* Work task *
Write the material out again, line by line, exactly as it is.

* Input material *
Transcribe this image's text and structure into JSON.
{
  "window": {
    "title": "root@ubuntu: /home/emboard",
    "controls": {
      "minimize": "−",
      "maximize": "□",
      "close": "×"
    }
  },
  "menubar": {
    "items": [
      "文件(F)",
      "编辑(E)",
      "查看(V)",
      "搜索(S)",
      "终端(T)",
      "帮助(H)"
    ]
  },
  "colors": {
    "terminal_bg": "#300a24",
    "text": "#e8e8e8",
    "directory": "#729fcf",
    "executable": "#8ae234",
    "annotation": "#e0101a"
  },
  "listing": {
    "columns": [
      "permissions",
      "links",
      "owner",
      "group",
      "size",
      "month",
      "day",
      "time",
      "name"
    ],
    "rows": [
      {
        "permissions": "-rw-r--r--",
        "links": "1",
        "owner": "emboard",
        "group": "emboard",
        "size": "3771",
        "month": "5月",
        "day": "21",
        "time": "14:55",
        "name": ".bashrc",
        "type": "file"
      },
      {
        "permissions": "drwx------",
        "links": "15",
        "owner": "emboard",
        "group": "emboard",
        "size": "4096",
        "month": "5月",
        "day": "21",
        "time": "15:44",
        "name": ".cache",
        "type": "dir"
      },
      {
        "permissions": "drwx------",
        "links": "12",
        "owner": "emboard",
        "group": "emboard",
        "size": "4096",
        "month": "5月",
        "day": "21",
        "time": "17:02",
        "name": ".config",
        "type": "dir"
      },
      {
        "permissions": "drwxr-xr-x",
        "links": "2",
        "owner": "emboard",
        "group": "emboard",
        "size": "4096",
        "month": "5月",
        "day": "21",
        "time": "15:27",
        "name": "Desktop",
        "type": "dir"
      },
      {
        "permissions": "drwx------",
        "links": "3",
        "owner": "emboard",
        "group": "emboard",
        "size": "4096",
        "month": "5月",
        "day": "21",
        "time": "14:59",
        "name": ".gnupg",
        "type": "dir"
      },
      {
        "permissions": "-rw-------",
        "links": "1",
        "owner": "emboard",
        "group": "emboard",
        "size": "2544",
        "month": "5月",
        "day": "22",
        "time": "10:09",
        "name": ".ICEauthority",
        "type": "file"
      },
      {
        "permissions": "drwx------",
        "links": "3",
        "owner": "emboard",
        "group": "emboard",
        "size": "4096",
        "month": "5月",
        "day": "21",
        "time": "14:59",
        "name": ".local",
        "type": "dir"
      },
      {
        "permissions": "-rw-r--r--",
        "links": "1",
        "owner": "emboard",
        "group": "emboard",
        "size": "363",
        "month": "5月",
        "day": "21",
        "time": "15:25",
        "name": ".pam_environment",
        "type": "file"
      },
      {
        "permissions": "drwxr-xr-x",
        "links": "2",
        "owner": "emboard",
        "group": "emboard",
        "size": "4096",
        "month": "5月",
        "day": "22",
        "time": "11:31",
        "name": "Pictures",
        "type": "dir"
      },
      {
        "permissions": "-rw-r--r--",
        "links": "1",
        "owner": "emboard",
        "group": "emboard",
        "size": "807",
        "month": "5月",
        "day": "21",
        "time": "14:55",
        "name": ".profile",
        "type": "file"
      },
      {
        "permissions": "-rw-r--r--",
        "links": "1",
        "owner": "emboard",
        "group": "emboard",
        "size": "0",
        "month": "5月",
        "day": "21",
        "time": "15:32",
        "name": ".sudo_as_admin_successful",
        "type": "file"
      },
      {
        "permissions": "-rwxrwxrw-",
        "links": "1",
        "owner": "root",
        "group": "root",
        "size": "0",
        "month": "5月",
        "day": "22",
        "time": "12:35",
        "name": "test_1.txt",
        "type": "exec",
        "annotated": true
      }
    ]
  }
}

* Problem solution *
Transcribe this image's text and structure into JSON.
{
  "window": {
    "title": "root@ubuntu: /home/emboard",
    "controls": {
      "minimize": "−",
      "maximize": "□",
      "close": "×"
    }
  },
  "menubar": {
    "items": [
      "文件(F)",
      "编辑(E)",
      "查看(V)",
      "搜索(S)",
      "终端(T)",
      "帮助(H)"
    ]
  },
  "colors": {
    "terminal_bg": "#300a24",
    "text": "#e8e8e8",
    "directory": "#729fcf",
    "executable": "#8ae234",
    "annotation": "#e0101a"
  },
  "listing": {
    "columns": [
      "permissions",
      "links",
      "owner",
      "group",
      "size",
      "month",
      "day",
      "time",
      "name"
    ],
    "rows": [
      {
        "permissions": "-rw-r--r--",
        "links": "1",
        "owner": "emboard",
        "group": "emboard",
        "size": "3771",
        "month": "5月",
        "day": "21",
        "time": "14:55",
        "name": ".bashrc",
        "type": "file"
      },
      {
        "permissions": "drwx------",
        "links": "15",
        "owner": "emboard",
        "group": "emboard",
        "size": "4096",
        "month": "5月",
        "day": "21",
        "time": "15:44",
        "name": ".cache",
        "type": "dir"
      },
      {
        "permissions": "drwx------",
        "links": "12",
        "owner": "emboard",
        "group": "emboard",
        "size": "4096",
        "month": "5月",
        "day": "21",
        "time": "17:02",
        "name": ".config",
        "type": "dir"
      },
      {
        "permissions": "drwxr-xr-x",
        "links": "2",
        "owner": "emboard",
        "group": "emboard",
        "size": "4096",
        "month": "5月",
        "day": "21",
        "time": "15:27",
        "name": "Desktop",
        "type": "dir"
      },
      {
        "permissions": "drwx------",
        "links": "3",
        "owner": "emboard",
        "group": "emboard",
        "size": "4096",
        "month": "5月",
        "day": "21",
        "time": "14:59",
        "name": ".gnupg",
        "type": "dir"
      },
      {
        "permissions": "-rw-------",
        "links": "1",
        "owner": "emboard",
        "group": "emboard",
        "size": "2544",
        "month": "5月",
        "day": "22",
        "time": "10:09",
        "name": ".ICEauthority",
        "type": "file"
      },
      {
        "permissions": "drwx------",
        "links": "3",
        "owner": "emboard",
        "group": "emboard",
        "size": "4096",
        "month": "5月",
        "day": "21",
        "time": "14:59",
        "name": ".local",
        "type": "dir"
      },
      {
        "permissions": "-rw-r--r--",
        "links": "1",
        "owner": "emboard",
        "group": "emboard",
        "size": "363",
        "month": "5月",
        "day": "21",
        "time": "15:25",
        "name": ".pam_environment",
        "type": "file"
      },
      {
        "permissions": "drwxr-xr-x",
        "links": "2",
        "owner": "emboard",
        "group": "emboard",
        "size": "4096",
        "month": "5月",
        "day": "22",
        "time": "11:31",
        "name": "Pictures",
        "type": "dir"
      },
      {
        "permissions": "-rw-r--r--",
        "links": "1",
        "owner": "emboard",
        "group": "emboard",
        "size": "807",
        "month": "5月",
        "day": "21",
        "time": "14:55",
        "name": ".profile",
        "type": "file"
      },
      {
        "permissions": "-rw-r--r--",
        "links": "1",
        "owner": "emboard",
        "group": "emboard",
        "size": "0",
        "month": "5月",
        "day": "21",
        "time": "15:32",
        "name": ".sudo_as_admin_successful",
        "type": "file"
      },
      {
        "permissions": "-rwxrwxrw-",
        "links": "1",
        "owner": "root",
        "group": "root",
        "size": "0",
        "month": "5月",
        "day": "22",
        "time": "12:35",
        "name": "test_1.txt",
        "type": "exec",
        "annotated": true
      }
    ]
  }
}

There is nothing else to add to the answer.